* What you will do
Read through the lines below and copy the ones holding the string "city".

* Data for analysis

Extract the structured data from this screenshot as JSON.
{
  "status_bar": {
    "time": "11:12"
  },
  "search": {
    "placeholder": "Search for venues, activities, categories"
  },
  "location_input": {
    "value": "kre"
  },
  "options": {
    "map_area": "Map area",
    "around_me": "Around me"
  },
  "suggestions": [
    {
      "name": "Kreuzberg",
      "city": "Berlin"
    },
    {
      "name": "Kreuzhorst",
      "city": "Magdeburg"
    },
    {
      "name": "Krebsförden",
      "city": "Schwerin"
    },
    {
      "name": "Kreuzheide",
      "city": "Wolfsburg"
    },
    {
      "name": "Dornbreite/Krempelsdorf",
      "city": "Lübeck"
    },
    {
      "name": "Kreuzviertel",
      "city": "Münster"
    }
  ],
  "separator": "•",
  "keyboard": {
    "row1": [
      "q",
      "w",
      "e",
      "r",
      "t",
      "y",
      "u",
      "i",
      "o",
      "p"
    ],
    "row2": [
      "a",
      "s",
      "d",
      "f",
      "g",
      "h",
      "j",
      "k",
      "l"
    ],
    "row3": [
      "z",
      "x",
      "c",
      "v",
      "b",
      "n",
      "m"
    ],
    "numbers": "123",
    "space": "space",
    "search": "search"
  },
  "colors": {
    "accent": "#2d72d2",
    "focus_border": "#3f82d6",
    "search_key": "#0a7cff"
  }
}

* The completed task
      "city": "Berlin"
      "city": "Magdeburg"
      "city": "Schwerin"
      "city": "Wolfsburg"
      "city": "Lübeck"
      "city": "Münster"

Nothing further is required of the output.